“Make toast!”

Diana Wynne Jones died last weekend, surrounded by loves ones. Her death was not unexpected – she had been coping with lung cancer for some time. However, no forewarning could prepare her friends and fans for this serious loss: by all personal accounts, she was a generous friend, and creative, fierce, and clever. These qualities also permeate her books; she stands a wondrous titan in the contemporary fantasy genre.

I always meant to read more of her novels, and had not yet gotten around to it for all that The Dark Lord of Derkholm and The Tough Guide to Fantasyland and the Chrestonmanci books sounded extremely up my alley. I would have liked to have been more familiar with Diana Wynne Jones before she left us; it saddens me to know that we now have all the books by her that we’re going to get.

Gorgeous, touching or just heartfelt things have already been said by a number of people:

Neil Gaiman – “Being alive. Mostly about Diana.”
Pamela Dean – “I want to tell of our journey down the river.”
Delia Sherman – “More Precious was the light in your eyes that all the roses in the world.”
Marie Brennan – “A Seed of Hemlock.”
Robin McKinley – “Diana Wynne Jones.”

In memoriam here, I now give you the story of the first and only Diana Wynne Jones book I’ve read, a theatre-outing to see Haoru no Ugoku Shiro, and two silly gaijin.

I am an ardent admirer of the Studio Ghibli films directed by Hayao Miyazaki, most prominently of Mononoke Hime (Princess Mononoke) and Sen to Chihiro no Kamikakushi (Spirited Away) at the time this story takes place in late Fall 2004.

At the time I moved to Tokyo, I actually had no idea that Miyazaki would soon be releasing his newest offering: Haoru no Ugoku Shiro, or Howl’s Moving Castle, inspired by a British author’s book of the same title. A fantastic girl I worked with – Becky, who would soon resolve as one of my fastest and best friends in Tokyo – clued me in to the forthcoming Studio Ghibli feature, and soon we were both intrigued by the film’s premise and eagerly awaiting its release.

One problem: neither of us spoke more than a few phrases of Japanese.

To counteract our ignorance, I hied myself to the nearest bookstore after work one day and purchased a copy of Diana Wynne Jones’ novel. I figured we could both read it, and then follow the basic story as it unfolded in Miyazaki’s film.

I didn’t expect to fall head over heels into such a marvelous narrative. I didn’t expect the sly humor, the meta-inclusion of fairy tale tropes, the urban fantasy mixed in with secondary world fantasy and a dash of portal fantasy. I didn’t expect this novel to push so many of my buttons, indulging my fascination with the heart and witches and fairy tales. And strong women: in a time when I was often feeling vulnerable and lost, Sophie’s irascible strength filled me with a sympathetic conviction.

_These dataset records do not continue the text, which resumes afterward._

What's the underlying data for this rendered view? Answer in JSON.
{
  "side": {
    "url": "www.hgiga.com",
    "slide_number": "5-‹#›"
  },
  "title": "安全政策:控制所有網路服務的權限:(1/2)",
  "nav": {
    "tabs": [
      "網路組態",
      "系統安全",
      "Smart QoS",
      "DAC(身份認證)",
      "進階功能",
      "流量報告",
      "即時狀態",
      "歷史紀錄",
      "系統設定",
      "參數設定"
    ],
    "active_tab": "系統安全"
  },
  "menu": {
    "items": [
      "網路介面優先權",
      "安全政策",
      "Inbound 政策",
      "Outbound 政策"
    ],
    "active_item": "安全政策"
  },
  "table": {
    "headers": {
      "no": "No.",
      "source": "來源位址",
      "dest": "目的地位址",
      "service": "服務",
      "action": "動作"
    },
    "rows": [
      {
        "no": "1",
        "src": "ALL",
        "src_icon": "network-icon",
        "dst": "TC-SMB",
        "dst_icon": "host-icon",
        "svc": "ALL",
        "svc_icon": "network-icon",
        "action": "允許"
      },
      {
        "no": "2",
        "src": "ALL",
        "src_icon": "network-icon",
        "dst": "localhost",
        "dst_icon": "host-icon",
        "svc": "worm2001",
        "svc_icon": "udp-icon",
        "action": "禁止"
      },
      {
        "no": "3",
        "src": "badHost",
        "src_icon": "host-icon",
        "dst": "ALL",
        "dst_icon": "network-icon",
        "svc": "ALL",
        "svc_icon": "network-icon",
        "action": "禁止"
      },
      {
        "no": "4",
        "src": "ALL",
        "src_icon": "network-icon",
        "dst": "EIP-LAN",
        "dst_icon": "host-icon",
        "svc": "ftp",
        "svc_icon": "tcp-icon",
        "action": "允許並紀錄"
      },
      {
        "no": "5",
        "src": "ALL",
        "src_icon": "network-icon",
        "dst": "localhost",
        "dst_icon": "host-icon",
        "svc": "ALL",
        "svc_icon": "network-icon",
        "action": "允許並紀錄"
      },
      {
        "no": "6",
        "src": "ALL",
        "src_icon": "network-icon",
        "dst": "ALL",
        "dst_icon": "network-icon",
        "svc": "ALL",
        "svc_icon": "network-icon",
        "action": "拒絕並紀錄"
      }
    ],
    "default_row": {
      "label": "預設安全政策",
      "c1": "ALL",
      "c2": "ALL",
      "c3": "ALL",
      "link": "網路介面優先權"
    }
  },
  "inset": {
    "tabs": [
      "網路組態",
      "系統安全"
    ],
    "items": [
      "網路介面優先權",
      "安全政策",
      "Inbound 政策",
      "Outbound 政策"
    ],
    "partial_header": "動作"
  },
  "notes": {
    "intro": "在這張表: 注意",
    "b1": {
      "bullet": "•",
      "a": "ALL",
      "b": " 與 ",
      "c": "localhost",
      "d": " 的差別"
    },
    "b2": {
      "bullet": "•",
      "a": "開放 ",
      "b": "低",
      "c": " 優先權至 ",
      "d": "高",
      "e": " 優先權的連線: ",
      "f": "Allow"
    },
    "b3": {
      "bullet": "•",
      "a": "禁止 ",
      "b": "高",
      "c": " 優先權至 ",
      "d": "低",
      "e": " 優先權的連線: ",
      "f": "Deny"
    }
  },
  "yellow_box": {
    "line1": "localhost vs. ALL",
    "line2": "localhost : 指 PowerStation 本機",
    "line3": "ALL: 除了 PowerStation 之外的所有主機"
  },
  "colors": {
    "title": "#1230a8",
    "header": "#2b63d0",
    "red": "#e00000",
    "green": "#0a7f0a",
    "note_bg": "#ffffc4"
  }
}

We saw the film in the theatre at Roppongi Hills a couple of weeks later, reveling in super-plush seats and the fact we didn’t have to wait ages to see it in an indie theatre back in the States.

For the first five minutes, the fact that we understood none of the film’s dialogue wasn’t a problem. (Especially considering there isn’t any dialogue for the first several minutes of the film.) We were armed with our knowledge of Diana Wynne Jones’ fantastic book. We were prepared!

Of course, then Miyazaki took us for an utterly fantastic ride away from the source material and into his own, equally genius vision. We were soon utterly lost, but it didn’t matter. The intoxicating imagery moved us, the music enthralled us, and I sat transfixed as even more of my thematic fascinations played out on screen: fallen stars, the lure of power, the glory of flight.

I may have missed all the nuance of Miyazaki’s concept in that first viewing, but I had a wholly complex two hours there in the dark: Diana Wynne Jones’ narrative and Miyazaki’s vision collided in my heart, leaving me immersed in an artistic experience beyond language that enthralled much deeper than either the novel or the film could have on their own.

It’s an experience that has stuck by me, and it need not have happened at all. The theatre we visited apparently also does a small number of showings of Japanese films each day with English subtitles. We had just missed that detail, and didn’t realize what the beleaguered ticket lady was trying to communicate to us before she just gave up and sold us tickets to the Japanese-only showing.

Still, I’m glad Becky and I were such silly gaijin. Otherwise, I would have missed out on a potent experience.

If you’re not familiar with Diana Wynne Jones’ work, do yourself a favor – find her books and read them.

That’s one of the best memorials such a fine writer could have.